The West End Neighborhood Association is not a political organization and endorses no one in this or any other race.
Now, who will run against Dave Marshall, who is currently running unopposed for the District 2 City Council seat?
Growth with east-west highway?
One of the selling points of the east-west highway is supposed to be the benefit to the towns that will be blessed with its six interchanges.
Everyone seems to assume there will be growth and development where there is access to the east-west from other highways. Is that assumption correct?
Since the east-west would be similar to I-95 north of Bangor in that they both run through mostly undeveloped areas with limited access, I checked the growth of the towns with I-95 interchanges, namely Howland, Lincoln, Medway, Sherman, Island Falls, Oakfield, Ludlow and Houlton. According to the Maine Registers, the combined population of those towns in 1950, before I-95 was built, was 18,209. In 2010, with I-95 long established, their total population was 16,624, for a loss of over 8 percent.
For comparison I checked the growth of towns near those same interchanges, namely West Enfield, Lee, East Millinocket, Patten, Dyer Brook, Smyrna, New Limerick and Hodgdon. Their combined population in 1950 was 6,973, and in 2010 it was 7,743. This represented growth of about 11 percent.

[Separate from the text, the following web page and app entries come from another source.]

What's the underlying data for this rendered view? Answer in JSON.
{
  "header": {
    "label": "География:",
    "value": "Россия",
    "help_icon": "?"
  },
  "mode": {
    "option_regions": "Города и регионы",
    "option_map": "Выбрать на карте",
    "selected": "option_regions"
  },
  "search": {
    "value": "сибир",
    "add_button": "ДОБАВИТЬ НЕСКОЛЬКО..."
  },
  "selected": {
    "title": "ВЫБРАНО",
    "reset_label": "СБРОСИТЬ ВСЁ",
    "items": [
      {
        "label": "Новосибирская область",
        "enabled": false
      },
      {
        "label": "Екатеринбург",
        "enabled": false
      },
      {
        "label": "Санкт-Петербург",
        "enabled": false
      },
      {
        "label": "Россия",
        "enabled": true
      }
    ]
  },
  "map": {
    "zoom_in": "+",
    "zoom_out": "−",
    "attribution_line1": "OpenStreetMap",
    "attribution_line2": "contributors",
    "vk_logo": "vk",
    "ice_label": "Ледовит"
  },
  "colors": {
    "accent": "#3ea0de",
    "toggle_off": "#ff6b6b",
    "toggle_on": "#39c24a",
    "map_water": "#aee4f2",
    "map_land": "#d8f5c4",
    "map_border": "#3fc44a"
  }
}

Can we assume that towns with east-west interchanges would flourish and grow? It hasn’t happened for towns with interchanges on I-95 north of Bangor, which have shrunk while their neighbors have grown.
Lawrence E. Merrill